I get Mickey's point, but I wonder if he's asking the impossible.  As near as I can tell, movement conservatives are geniuses at plucking obscure provisions out of bills and twisting them with an abandon that would make Huey Long blush.  Maybe it's a dark art, but it's still an art — and conservatives are its Rembrandt.

Now, maybe Dems should have figured this out anyway and ditched the relevant wording before the bill got out of committee.  After all, if you're playing in the big leagues, you have to hit big league pitching.  Still, think about this: we're talking about someone who saw a routine provision about advance care directives and somehow realized she could turn it into "Democrats want to kill your grandma!"  And it worked!  What sane person could have seen that coming?  What's more, even if some bright Democratic staffer had seen it and presciently sent it to the deep freeze, does anyone doubt that someone who could sniff out such murderous possibilities in a funding provision for advance care planning would have any trouble finding something else to take its place?  You'd have to gut the entire bill before you could be sure it was sufficiently sanitized against satanic skills like that.

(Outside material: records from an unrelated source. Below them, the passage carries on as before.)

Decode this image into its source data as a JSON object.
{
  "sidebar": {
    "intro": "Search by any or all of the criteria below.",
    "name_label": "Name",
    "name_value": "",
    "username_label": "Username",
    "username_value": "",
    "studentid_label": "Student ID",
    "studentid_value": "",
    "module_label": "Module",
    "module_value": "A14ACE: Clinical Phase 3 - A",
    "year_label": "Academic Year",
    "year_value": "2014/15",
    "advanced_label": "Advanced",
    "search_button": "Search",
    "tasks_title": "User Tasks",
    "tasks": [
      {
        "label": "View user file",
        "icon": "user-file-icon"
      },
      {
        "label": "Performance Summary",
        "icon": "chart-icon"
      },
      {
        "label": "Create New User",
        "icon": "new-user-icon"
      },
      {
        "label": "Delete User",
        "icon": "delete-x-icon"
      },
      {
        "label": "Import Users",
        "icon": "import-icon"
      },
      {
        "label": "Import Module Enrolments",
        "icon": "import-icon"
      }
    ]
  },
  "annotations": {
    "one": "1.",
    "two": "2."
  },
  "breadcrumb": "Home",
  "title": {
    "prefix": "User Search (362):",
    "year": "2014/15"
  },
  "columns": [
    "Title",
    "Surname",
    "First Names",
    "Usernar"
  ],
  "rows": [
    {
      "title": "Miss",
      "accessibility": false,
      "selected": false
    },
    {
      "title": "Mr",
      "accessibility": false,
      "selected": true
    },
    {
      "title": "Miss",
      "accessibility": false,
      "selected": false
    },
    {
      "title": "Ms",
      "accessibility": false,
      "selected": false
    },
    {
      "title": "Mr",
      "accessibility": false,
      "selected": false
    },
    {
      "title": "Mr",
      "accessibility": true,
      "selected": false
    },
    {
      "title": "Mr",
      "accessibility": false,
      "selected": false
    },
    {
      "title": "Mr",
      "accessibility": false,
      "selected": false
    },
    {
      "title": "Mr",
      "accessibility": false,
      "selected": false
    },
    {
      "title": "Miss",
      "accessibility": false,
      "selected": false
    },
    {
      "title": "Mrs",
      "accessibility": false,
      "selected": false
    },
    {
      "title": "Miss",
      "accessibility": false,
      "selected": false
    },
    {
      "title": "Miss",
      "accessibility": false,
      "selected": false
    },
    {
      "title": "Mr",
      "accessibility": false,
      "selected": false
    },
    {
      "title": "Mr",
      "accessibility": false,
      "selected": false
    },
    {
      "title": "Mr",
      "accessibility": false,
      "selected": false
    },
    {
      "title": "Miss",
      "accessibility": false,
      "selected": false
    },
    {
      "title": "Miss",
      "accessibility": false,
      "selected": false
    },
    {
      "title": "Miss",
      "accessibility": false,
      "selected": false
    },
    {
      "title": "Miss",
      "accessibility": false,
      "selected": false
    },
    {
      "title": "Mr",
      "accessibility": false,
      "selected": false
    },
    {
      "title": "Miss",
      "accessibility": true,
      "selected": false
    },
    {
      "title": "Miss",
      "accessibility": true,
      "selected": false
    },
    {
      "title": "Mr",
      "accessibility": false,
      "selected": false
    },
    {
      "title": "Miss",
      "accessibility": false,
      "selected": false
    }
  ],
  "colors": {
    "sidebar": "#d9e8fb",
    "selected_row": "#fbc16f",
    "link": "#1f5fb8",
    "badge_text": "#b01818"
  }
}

No, the only answer is to assume that this kind of chain email fodder is always going to crop up and be ready to fight back against it.  Which, so far, doesn't really seem to be happening.  That's the real problem.

How happy are we? And how might we get happier?

First up: applied mathematicians Peter Dodds and Christopher Danforth of the U of Vermont Burlington are calculating how happy the Internet is by focusing on blog posts and song lyrics. They chose these two datasets because they're: 1) huge; and 2) more honest—or so they believe.

Dodds and Danforth analyzed sentences from 2.4 million blogs collected by wefeelfine.org, which searches blog worldwide for versions of the phrase "I feel," then records the whole sentence.

The researchers also downloaded more than a quarter million song lyrics from a searchable online database, then scanned for more than 1,000 emotionally charged words that a 1999 psychology study ranked on a scale from 1 (miserable) to 9 (ecstatic).

The good news: blogosphere happiness has increased some 4% since 2005, according to Dodds' and Danforth's upcoming paper in the Journal of Happiness Studies. The biggest recurring happy days are Christmas and Valentine's. The happiest day since 2005 was 4 November 2008 when Barack Obama was elected president of the US.

The low points have been the 11 September anniversaries.

Second up: British psychologist Richard Wiseman is inviting the public to take part in an ambitious five-day online experiment (starting today) aimed at boosting happiness.

Participants rate their current mood before a random assignment to one of four groups—each of which watches a video describing one of four techniques commonly used to boost happiness. Particpants then follow the techniques and five days from now everyone reassesses their mood. The results will be announced 11 August.

Wiseman presents 10 techniques to help you get happier:

  • Meet up with a friend that you haven’t seen for a while
  • Watch a funny film or tv show
  • Exercise 30 minutes three times a week
  • Cut your tv viewing in half (but not the funny stuff?)
  • Buy experiences not goods: go to a concert, movie, unusual place, or strange restaurant.
  • Create novel challenges by starting a hobby, joining an organization, learning a skill
  • Go for a 20 minute walk in the sun
  • Spend 10 minutes listening to relaxing or uplifting music
  • Stroke a dog (cat?)
  • Stop watching and reading the news (even MoJo junkies?)